Records from a dataset:
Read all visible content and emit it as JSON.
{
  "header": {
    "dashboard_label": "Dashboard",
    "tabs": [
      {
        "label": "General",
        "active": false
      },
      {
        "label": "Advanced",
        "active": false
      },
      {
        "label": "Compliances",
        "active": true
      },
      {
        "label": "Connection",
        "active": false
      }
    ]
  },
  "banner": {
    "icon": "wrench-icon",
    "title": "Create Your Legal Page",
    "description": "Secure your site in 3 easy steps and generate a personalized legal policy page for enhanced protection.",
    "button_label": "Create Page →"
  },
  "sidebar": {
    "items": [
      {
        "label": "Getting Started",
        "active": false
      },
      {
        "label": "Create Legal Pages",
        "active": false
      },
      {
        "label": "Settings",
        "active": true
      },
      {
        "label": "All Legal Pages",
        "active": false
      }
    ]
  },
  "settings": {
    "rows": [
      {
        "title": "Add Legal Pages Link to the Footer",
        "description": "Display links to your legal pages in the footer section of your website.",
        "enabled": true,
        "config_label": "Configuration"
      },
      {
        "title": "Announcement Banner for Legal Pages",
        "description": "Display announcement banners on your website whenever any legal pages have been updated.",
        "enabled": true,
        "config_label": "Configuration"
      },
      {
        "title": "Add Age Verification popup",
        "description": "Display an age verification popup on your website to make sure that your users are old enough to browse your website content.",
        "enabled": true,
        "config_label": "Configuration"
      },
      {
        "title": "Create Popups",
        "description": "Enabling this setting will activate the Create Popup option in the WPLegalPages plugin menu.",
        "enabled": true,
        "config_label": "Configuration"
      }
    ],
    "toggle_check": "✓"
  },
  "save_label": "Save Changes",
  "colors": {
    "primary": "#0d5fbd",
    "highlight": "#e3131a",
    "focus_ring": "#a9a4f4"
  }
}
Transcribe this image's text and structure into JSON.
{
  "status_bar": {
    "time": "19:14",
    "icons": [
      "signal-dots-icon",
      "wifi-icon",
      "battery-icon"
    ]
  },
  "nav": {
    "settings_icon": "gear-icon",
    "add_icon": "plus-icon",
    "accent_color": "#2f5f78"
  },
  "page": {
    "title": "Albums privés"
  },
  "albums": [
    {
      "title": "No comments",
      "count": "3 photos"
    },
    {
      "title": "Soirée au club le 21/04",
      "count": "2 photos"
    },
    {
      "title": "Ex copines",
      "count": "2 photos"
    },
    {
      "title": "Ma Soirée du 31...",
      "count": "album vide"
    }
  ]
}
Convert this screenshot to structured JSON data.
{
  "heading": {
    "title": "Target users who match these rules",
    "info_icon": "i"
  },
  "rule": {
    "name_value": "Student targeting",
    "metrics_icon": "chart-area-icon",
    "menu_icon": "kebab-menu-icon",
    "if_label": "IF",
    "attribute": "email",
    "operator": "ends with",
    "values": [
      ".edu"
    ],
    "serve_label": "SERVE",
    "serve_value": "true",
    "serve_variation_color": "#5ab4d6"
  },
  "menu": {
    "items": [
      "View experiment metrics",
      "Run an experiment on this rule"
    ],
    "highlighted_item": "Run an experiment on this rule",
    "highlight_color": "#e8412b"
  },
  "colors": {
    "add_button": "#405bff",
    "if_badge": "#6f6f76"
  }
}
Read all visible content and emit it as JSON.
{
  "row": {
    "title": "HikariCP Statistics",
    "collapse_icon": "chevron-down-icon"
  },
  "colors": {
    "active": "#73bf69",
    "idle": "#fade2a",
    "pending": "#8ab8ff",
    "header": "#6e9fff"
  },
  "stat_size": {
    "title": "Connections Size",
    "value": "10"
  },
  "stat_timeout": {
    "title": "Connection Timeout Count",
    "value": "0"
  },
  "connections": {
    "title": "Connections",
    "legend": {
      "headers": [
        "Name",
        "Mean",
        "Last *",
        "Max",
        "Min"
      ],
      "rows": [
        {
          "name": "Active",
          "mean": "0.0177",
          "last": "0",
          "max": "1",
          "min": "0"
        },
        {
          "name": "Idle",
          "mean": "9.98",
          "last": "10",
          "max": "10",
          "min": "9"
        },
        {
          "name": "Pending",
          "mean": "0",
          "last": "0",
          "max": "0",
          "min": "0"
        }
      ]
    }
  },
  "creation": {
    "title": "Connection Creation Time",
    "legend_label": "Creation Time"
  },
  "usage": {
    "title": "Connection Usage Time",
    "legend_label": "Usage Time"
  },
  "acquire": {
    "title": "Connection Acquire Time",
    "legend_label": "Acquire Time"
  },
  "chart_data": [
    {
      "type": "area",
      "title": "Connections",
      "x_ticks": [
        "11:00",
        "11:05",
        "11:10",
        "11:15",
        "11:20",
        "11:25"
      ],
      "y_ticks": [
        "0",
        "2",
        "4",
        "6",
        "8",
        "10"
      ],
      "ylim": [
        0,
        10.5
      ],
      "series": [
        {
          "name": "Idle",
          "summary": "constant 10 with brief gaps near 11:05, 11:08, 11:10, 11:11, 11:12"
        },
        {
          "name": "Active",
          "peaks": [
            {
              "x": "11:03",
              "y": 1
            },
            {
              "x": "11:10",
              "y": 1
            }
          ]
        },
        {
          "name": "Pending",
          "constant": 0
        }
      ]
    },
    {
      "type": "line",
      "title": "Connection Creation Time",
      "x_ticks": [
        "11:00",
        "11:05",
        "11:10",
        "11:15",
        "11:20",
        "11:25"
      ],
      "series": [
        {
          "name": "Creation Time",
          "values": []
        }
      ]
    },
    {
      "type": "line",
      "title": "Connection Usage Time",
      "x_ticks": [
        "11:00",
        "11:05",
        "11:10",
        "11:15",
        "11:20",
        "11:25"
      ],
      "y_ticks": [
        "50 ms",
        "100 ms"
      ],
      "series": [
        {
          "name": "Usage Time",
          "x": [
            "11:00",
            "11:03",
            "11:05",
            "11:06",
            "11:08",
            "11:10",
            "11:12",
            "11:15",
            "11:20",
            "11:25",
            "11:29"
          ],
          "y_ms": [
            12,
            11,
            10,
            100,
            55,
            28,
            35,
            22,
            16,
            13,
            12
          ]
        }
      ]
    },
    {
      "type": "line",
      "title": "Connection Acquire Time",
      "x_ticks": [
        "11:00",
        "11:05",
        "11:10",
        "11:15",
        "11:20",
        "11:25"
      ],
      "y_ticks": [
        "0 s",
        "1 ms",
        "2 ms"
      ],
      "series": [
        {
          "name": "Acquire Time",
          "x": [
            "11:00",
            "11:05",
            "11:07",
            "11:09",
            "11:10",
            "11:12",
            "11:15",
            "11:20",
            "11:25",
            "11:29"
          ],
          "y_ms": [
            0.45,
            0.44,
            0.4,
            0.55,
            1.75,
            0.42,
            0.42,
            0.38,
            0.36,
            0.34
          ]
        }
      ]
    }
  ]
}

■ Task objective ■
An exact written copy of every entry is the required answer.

■ Output of the task ■
Read all visible content and emit it as JSON.
{
  "header": {
    "dashboard_label": "Dashboard",
    "tabs": [
      {
        "label": "General",
        "active": false
      },
      {
        "label": "Advanced",
        "active": false
      },
      {
        "label": "Compliances",
        "active": true
      },
      {
        "label": "Connection",
        "active": false
      }
    ]
  },
  "banner": {
    "icon": "wrench-icon",
    "title": "Create Your Legal Page",
    "description": "Secure your site in 3 easy steps and generate a personalized legal policy page for enhanced protection.",
    "button_label": "Create Page →"
  },
  "sidebar": {
    "items": [
      {
        "label": "Getting Started",
        "active": false
      },
      {
        "label": "Create Legal Pages",
        "active": false
      },
      {
        "label": "Settings",
        "active": true
      },
      {
        "label": "All Legal Pages",
        "active": false
      }
    ]
  },
  "settings": {
    "rows": [
      {
        "title": "Add Legal Pages Link to the Footer",
        "description": "Display links to your legal pages in the footer section of your website.",
        "enabled": true,
        "config_label": "Configuration"
      },
      {
        "title": "Announcement Banner for Legal Pages",
        "description": "Display announcement banners on your website whenever any legal pages have been updated.",
        "enabled": true,
        "config_label": "Configuration"
      },
      {
        "title": "Add Age Verification popup",
        "description": "Display an age verification popup on your website to make sure that your users are old enough to browse your website content.",
        "enabled": true,
        "config_label": "Configuration"
      },
      {
        "title": "Create Popups",
        "description": "Enabling this setting will activate the Create Popup option in the WPLegalPages plugin menu.",
        "enabled": true,
        "config_label": "Configuration"
      }
    ],
    "toggle_check": "✓"
  },
  "save_label": "Save Changes",
  "colors": {
    "primary": "#0d5fbd",
    "highlight": "#e3131a",
    "focus_ring": "#a9a4f4"
  }
}
Transcribe this image's text and structure into JSON.
{
  "status_bar": {
    "time": "19:14",
    "icons": [
      "signal-dots-icon",
      "wifi-icon",
      "battery-icon"
    ]
  },
  "nav": {
    "settings_icon": "gear-icon",
    "add_icon": "plus-icon",
    "accent_color": "#2f5f78"
  },
  "page": {
    "title": "Albums privés"
  },
  "albums": [
    {
      "title": "No comments",
      "count": "3 photos"
    },
    {
      "title": "Soirée au club le 21/04",
      "count": "2 photos"
    },
    {
      "title": "Ex copines",
      "count": "2 photos"
    },
    {
      "title": "Ma Soirée du 31...",
      "count": "album vide"
    }
  ]
}
Convert this screenshot to structured JSON data.
{
  "heading": {
    "title": "Target users who match these rules",
    "info_icon": "i"
  },
  "rule": {
    "name_value": "Student targeting",
    "metrics_icon": "chart-area-icon",
    "menu_icon": "kebab-menu-icon",
    "if_label": "IF",
    "attribute": "email",
    "operator": "ends with",
    "values": [
      ".edu"
    ],
    "serve_label": "SERVE",
    "serve_value": "true",
    "serve_variation_color": "#5ab4d6"
  },
  "menu": {
    "items": [
      "View experiment metrics",
      "Run an experiment on this rule"
    ],
    "highlighted_item": "Run an experiment on this rule",
    "highlight_color": "#e8412b"
  },
  "colors": {
    "add_button": "#405bff",
    "if_badge": "#6f6f76"
  }
}
Read all visible content and emit it as JSON.
{
  "row": {
    "title": "HikariCP Statistics",
    "collapse_icon": "chevron-down-icon"
  },
  "colors": {
    "active": "#73bf69",
    "idle": "#fade2a",
    "pending": "#8ab8ff",
    "header": "#6e9fff"
  },
  "stat_size": {
    "title": "Connections Size",
    "value": "10"
  },
  "stat_timeout": {
    "title": "Connection Timeout Count",
    "value": "0"
  },
  "connections": {
    "title": "Connections",
    "legend": {
      "headers": [
        "Name",
        "Mean",
        "Last *",
        "Max",
        "Min"
      ],
      "rows": [
        {
          "name": "Active",
          "mean": "0.0177",
          "last": "0",
          "max": "1",
          "min": "0"
        },
        {
          "name": "Idle",
          "mean": "9.98",
          "last": "10",
          "max": "10",
          "min": "9"
        },
        {
          "name": "Pending",
          "mean": "0",
          "last": "0",
          "max": "0",
          "min": "0"
        }
      ]
    }
  },
  "creation": {
    "title": "Connection Creation Time",
    "legend_label": "Creation Time"
  },
  "usage": {
    "title": "Connection Usage Time",
    "legend_label": "Usage Time"
  },
  "acquire": {
    "title": "Connection Acquire Time",
    "legend_label": "Acquire Time"
  },
  "chart_data": [
    {
      "type": "area",
      "title": "Connections",
      "x_ticks": [
        "11:00",
        "11:05",
        "11:10",
        "11:15",
        "11:20",
        "11:25"
      ],
      "y_ticks": [
        "0",
        "2",
        "4",
        "6",
        "8",
        "10"
      ],
      "ylim": [
        0,
        10.5
      ],
      "series": [
        {
          "name": "Idle",
          "summary": "constant 10 with brief gaps near 11:05, 11:08, 11:10, 11:11, 11:12"
        },
        {
          "name": "Active",
          "peaks": [
            {
              "x": "11:03",
              "y": 1
            },
            {
              "x": "11:10",
              "y": 1
            }
          ]
        },
        {
          "name": "Pending",
          "constant": 0
        }
      ]
    },
    {
      "type": "line",
      "title": "Connection Creation Time",
      "x_ticks": [
        "11:00",
        "11:05",
        "11:10",
        "11:15",
        "11:20",
        "11:25"
      ],
      "series": [
        {
          "name": "Creation Time",
          "values": []
        }
      ]
    },
    {
      "type": "line",
      "title": "Connection Usage Time",
      "x_ticks": [
        "11:00",
        "11:05",
        "11:10",
        "11:15",
        "11:20",
        "11:25"
      ],
      "y_ticks": [
        "50 ms",
        "100 ms"
      ],
      "series": [
        {
          "name": "Usage Time",
          "x": [
            "11:00",
            "11:03",
            "11:05",
            "11:06",
            "11:08",
            "11:10",
            "11:12",
            "11:15",
            "11:20",
            "11:25",
            "11:29"
          ],
          "y_ms": [
            12,
            11,
            10,
            100,
            55,
            28,
            35,
            22,
            16,
            13,
            12
          ]
        }
      ]
    },
    {
      "type": "line",
      "title": "Connection Acquire Time",
      "x_ticks": [
        "11:00",
        "11:05",
        "11:10",
        "11:15",
        "11:20",
        "11:25"
      ],
      "y_ticks": [
        "0 s",
        "1 ms",
        "2 ms"
      ],
      "series": [
        {
          "name": "Acquire Time",
          "x": [
            "11:00",
            "11:05",
            "11:07",
            "11:09",
            "11:10",
            "11:12",
            "11:15",
            "11:20",
            "11:25",
            "11:29"
          ],
          "y_ms": [
            0.45,
            0.44,
            0.4,
            0.55,
            1.75,
            0.42,
            0.42,
            0.38,
            0.36,
            0.34
          ]
        }
      ]
    }
  ]
}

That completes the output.